What merits China as an object of attention as one seeks to address the global security environment at the beginning of the twenty-first century? Sheer physical size--in demographic and spatial terms--does not seem in itself a unique and sufficient criterion, as others such as Egypt, Indonesia, Brazil, and India would also qualify in their respective regional contexts. Economic expansion at a rate that would double the GNP roughly every seven years surely is another consideration, although several of Beijing's neighbors also could lay claim to this rather remarkable feat. Moreover, China will remain a relatively poor country in per capita terms in the foreseeable future. A large military establishment--equipped with a nuclear arsenal and increasing access to advanced technologies for sophisticated weapons systems--would seem to offer yet another relevant factor. But still, force projection is not a current reality for the People's Liberation Army, which lacks the capability to carry out a sustained campaign away from its home base. Nor has China shown any marked interest for active intervention abroad when its core security values were not at stake (Whiting 1975). In terms of its military reach and political agenda, China has been, and is likely to remain in the early 2000s, a regional actor rather than a global power.

To a significant extent, China's claim to attention reflects less its current capabilities than the gathering momentum that may eventually carry it to new heights. This possible transformation is, of course, a matter of serious concern in some foreign quarters as it implies an important shift in relative national assets, measured in terms of the standard stocks of hard power assets. Coinciding with the rise--or rather, the reemergence--of other powers such as Germany and Japan, China's arrival "at the table" perhaps signifies a structural transformation from the bipolarity of the cold war era to a multipolar system as we enter the twenty-first century.
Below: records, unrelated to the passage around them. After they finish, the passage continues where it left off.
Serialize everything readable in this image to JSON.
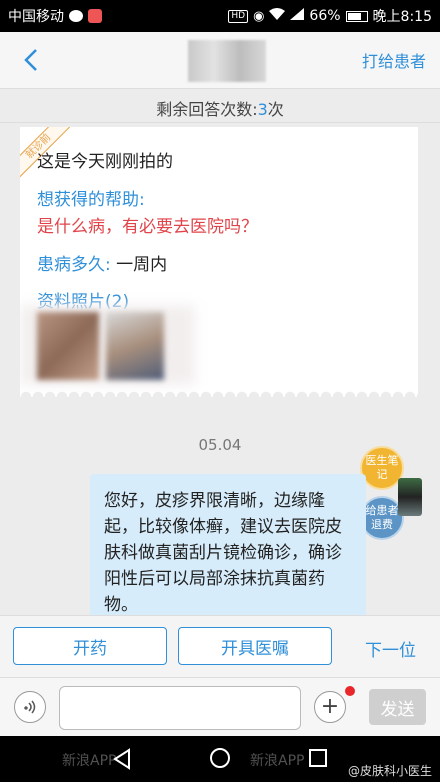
{
  "status_bar": {
    "carrier": "中国移动",
    "battery": "66%",
    "time": "晚上8:15",
    "hd_label": "HD"
  },
  "header": {
    "call_patient_label": "打给患者"
  },
  "remaining": {
    "prefix": "剩余回答次数:",
    "count": "3",
    "suffix": "次"
  },
  "consult_card": {
    "ribbon": "就诊前",
    "description": "这是今天刚刚拍的",
    "help_label": "想获得的帮助:",
    "help_text": "是什么病，有必要去医院吗？",
    "duration_label": "患病多久:",
    "duration_value": "一周内",
    "photos_label": "资料照片(2)"
  },
  "chat": {
    "date": "05.04",
    "message": "您好，皮疹界限清晰，边缘隆起，比较像体癣，建议去医院皮肤科做真菌刮片镜检确诊，确诊阳性后可以局部涂抹抗真菌药物。"
  },
  "side_badges": {
    "note": "医生笔记",
    "refund": "给患者退费"
  },
  "actions": {
    "prescribe": "开药",
    "advice": "开具医嘱",
    "next": "下一位"
  },
  "input_bar": {
    "send": "发送"
  },
  "footer": {
    "watermark": "新浪APP",
    "credit": "@皮肤科小医生"
  },
  "colors": {
    "accent": "#2f8fd8",
    "alert_red": "#e0444a",
    "bubble": "#d7ecfa"
  }
}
Yet somehow, these rationales do not quite explain the fascination with China--or, to put it more bluntly, preoccupation with the China problem. China is an object of attention not only because of its huge size, ancient legacy, or current or projected relative national power. China is a source of concern in the West, especially the United States, because it is the first non-Western power since Japan that is demanding status recognition, and like Japan prior to World War II, it has shown itself not especially malleable to external efforts to influence its domestic arrangements or political agenda.

The importance of China has to do with perceptions, especially those regarding the potential that Beijing will become an example, source, or model that contradicts Western liberalism as the reigning paradigm. In an era of supposed universalizing cosmopolitanism, China demonstrates the potency and persistence of nationalism, and embodies an alternative to Western and especially U.S. conceptions of democracy and capitalism. China is a reminder that history is not close to an end (Fukuyama 1992), and in that sense it issues a cultural, political, and if one will, ideological challenge to those who entertain especially expansive and dialectic visions of world order.

Compared to its neighbors that practice various forms of "soft authoritarianism" but that are more bashful about offending American sensibilities on human rights, China is less shy about telling Washington to mind its own business. It is also far more resistant to perceived assaults on its sovereignty and attempts to interfere in its domestic affairs. The demise of the Soviet brand of communism in Eastern and Central Europe leaves the Chinese model--one that pursues economic dynamism while maintaining authoritarian control and, indeed, one that insists that the latter is a prerequisite for the former--as one of the more visible departures from the "end of history. …